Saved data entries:
● ● ● ● ●

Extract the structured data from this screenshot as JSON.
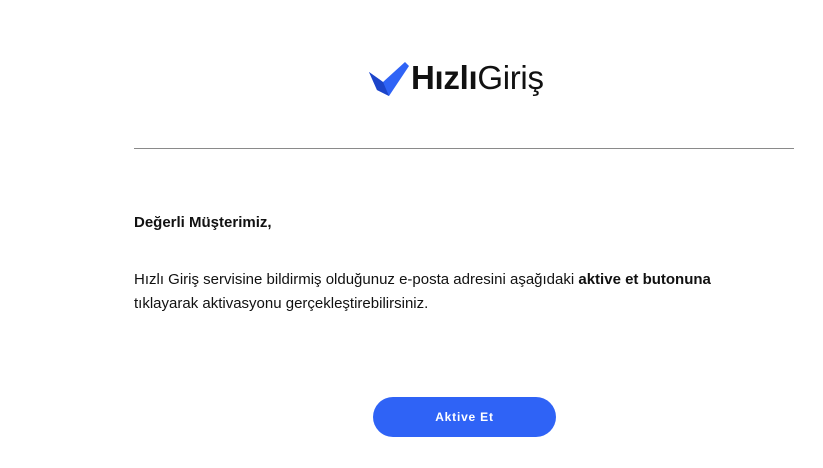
{
  "logo": {
    "bold": "Hızlı",
    "light": "Giriş",
    "icon": "check-icon",
    "icon_color": "#2f63f6"
  },
  "greeting": "Değerli Müşterimiz,",
  "message": {
    "part1": "Hızlı Giriş servisine bildirmiş olduğunuz e-posta adresini aşağıdaki ",
    "bold": "aktive et butonuna",
    "part2": " tıklayarak aktivasyonu gerçekleştirebilirsiniz."
  },
  "button": {
    "label": "Aktive Et",
    "color": "#2f63f6"
  }
}
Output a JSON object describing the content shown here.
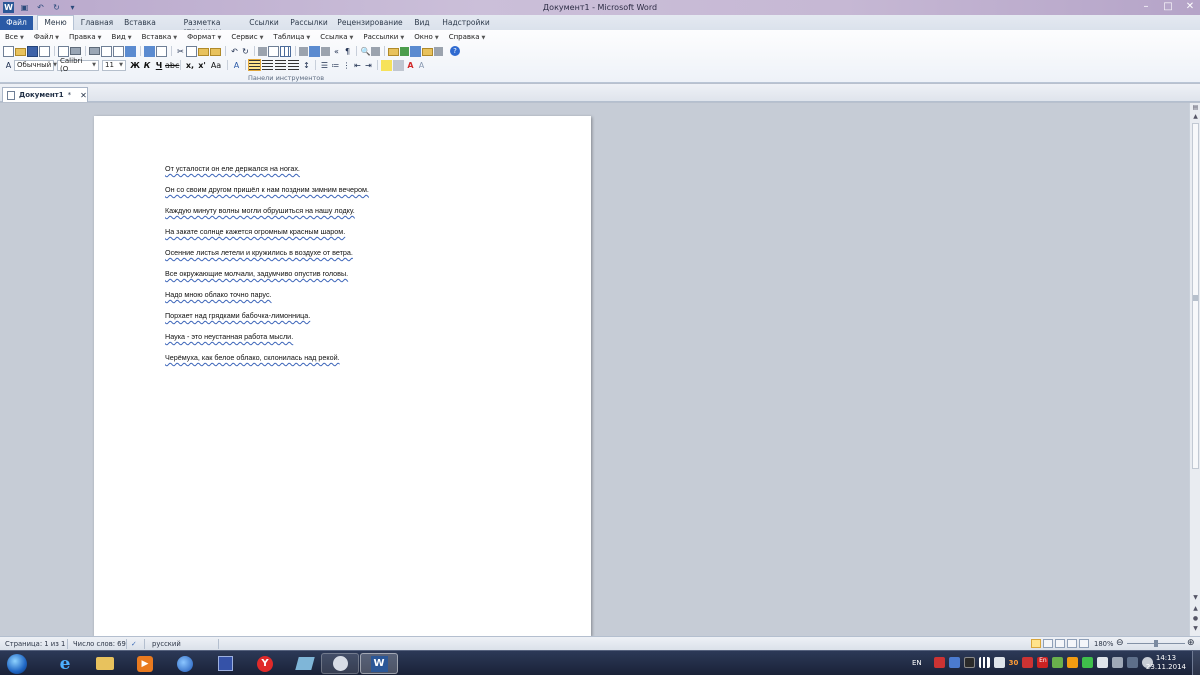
{
  "window": {
    "title": "Документ1 - Microsoft Word",
    "app_icon_letter": "W",
    "controls": [
      "–",
      "□",
      "✕"
    ]
  },
  "ribbon_tabs": [
    "Файл",
    "Меню",
    "Главная",
    "Вставка",
    "Разметка страницы",
    "Ссылки",
    "Рассылки",
    "Рецензирование",
    "Вид",
    "Надстройки"
  ],
  "active_tab": "Меню",
  "classic_menu": [
    "Все",
    "Файл",
    "Правка",
    "Вид",
    "Вставка",
    "Формат",
    "Сервис",
    "Таблица",
    "Ссылка",
    "Рассылки",
    "Окно",
    "Справка"
  ],
  "toolbar_format": {
    "style": "Обычный",
    "font": "Calibri (О",
    "size": "11",
    "bold": "Ж",
    "italic": "К",
    "underline": "Ч",
    "subscript": "x,",
    "superscript": "x'",
    "case": "Aa"
  },
  "group_label": "Панели инструментов",
  "document_tab": {
    "name": "Документ1",
    "modified": "*",
    "close": "✕"
  },
  "document_lines": [
    "От усталости он еле держался на ногах.",
    "Он со своим другом пришёл к нам поздним зимним вечером.",
    "Каждую минуту волны могли обрушиться на нашу лодку.",
    "На закате солнце кажется огромным красным шаром.",
    "Осенние листья летели и кружились в воздухе от ветра.",
    "Все окружающие молчали, задумчиво опустив головы.",
    "Надо мною облако точно парус.",
    "Порхает над грядками бабочка-лимонница.",
    "Наука - это неустанная работа мысли.",
    "Черёмуха, как белое облако, склонилась над рекой."
  ],
  "status_bar": {
    "page": "Страница: 1 из 1",
    "words": "Число слов: 69",
    "language": "русский",
    "zoom": "180%",
    "zoom_out": "⊖",
    "zoom_in": "⊕"
  },
  "taskbar": {
    "lang": "EN",
    "tray_number": "30",
    "time": "14:13",
    "date": "23.11.2014",
    "pinned": [
      "ie-icon",
      "explorer-icon",
      "media-player-icon",
      "browser-icon",
      "save-icon",
      "yandex-icon",
      "tablet-icon",
      "media-icon",
      "word-icon"
    ]
  },
  "colors": {
    "file_tab": "#2a5aa6",
    "spellcheck_underline": "#3a63b8",
    "selected_button": "#ffe38b",
    "taskbar": "#1a2238"
  }
}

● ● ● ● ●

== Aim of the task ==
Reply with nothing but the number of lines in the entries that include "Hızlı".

== Output of the task ==
2